Under Review

The Black Keys

El Camino (Nonesuch)

by Conrad Compagna

The Black Keys - El Camino
  If rock ‘n’ roll fans are the children of Israel, Dan Auerbach is Moses, and El Camino is his gift from the lofty heights of Mt. Sinai.

  Granted, the seal of the blues prophet and his Bonham-esque drummer, Patrick Carney, originated inauspiciously. The Black Keys’ first album, The Big Come Up was self-recorded on an ancient 8-track in Carney’s Akron, OH basement, and it was only after the White Stripes popularized the stomp-box-happy garage duo concept that a major record label signed the Keys.

  But after they released Brothers in 2010, wise men finally started coughing up the frankincense and myrrh: Grammys, hundred-thousand dollar licensing contracts, and sold-out shows made them one of the most talked-about bands in the realm, and there were whispers in the halls of critics that they were being groomed for the throne of neo-classic rock. Judging by the electric atmosphere, El Camino’s Webster Hall release concert in New York last month was their coronation ceremony.

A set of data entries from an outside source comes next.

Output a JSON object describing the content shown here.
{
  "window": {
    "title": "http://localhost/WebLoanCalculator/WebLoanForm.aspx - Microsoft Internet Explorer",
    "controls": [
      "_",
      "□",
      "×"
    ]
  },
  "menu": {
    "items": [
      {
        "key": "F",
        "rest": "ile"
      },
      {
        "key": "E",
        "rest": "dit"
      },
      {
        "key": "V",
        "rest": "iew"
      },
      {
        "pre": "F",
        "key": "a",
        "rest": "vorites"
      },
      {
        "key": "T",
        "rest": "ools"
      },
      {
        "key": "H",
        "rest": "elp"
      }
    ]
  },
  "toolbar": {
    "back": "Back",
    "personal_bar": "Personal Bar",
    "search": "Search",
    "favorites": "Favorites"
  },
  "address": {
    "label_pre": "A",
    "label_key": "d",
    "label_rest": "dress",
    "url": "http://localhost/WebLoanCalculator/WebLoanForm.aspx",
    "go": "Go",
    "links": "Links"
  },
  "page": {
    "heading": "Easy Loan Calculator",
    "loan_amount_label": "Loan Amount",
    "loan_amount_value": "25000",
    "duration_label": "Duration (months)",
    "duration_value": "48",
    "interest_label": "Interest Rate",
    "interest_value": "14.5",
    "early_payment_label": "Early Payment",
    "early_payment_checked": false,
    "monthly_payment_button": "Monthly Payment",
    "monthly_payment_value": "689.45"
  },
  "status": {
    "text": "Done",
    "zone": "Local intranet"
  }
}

  In keeping with biblical tradition, the new sound was revealed to the Black Keys in Auerbach’s Nashville studio over 40 days and 40 nights. They channeled it from the aether, haphazardly piecing together ideas between gigs. Producer Danger Mouse, a.k.a Brian Burton also helped. He’s persuaded the band to take a more commercially successful direction since they partnered on Attack & Release in 2008. They’ve retained their original Howlin’ Wolf soul, but have now incorporated a sleek, T-Rex aesthetic.

  Brothers hit “Everlasting Light” was an early showcase of this sound, but El Camino singles “Lonely Boy” and “Gold on the Ceiling” fine-tune it. Both are laden with distortion, but are full of singsong hooks, harmonized backing vocals and simple, orchestral grooves. The polished shine is worthy of glam-era David Bowie, and fans have flocked to it in unprecedented numbers. The congregation will only get bigger.

  Burton’s influence can also be detected in the keyboard and bass tones that fill the space once dominated by drums and screaming, Zeppelin-ish riffs (which are still plenty in evidence, no worries). Auerbach’s hands have been freed for better stage presence, and the more complex arrangement lends itself to experimentation.

  Accordingly, El Camino features everything from chiming indie and Clash-like reggae on “Hell of a Season,” to popping disco bass lines and falsetto vocals on “Run Right Back” and “Sister.” The breadth and ambition, while sometimes a little jarring, marks the work of a band that has hit its stride. It brings to mind the Beatles in their studio-only days, or Dylan after he went electric.

  No doubt those kinds of comparisons are steep, but El Camino is a truly transformational record. The Black Keys have been struggling for years with what it means to become a commercial pop juggernaut, and this moment marks their final acceptance of the mantle.

  So what if it means they’ll make more appearances on soundtracks as tacky as that of Twilight? Their songs will be good, even if none of the other ones are, and someone has to deal with the pharaohs of the music industry. Music geeks have been toiling under the mounts of false and whorish club-hop gods for too long, and they deserve a shepherd to lead them back to the land of milk and honey.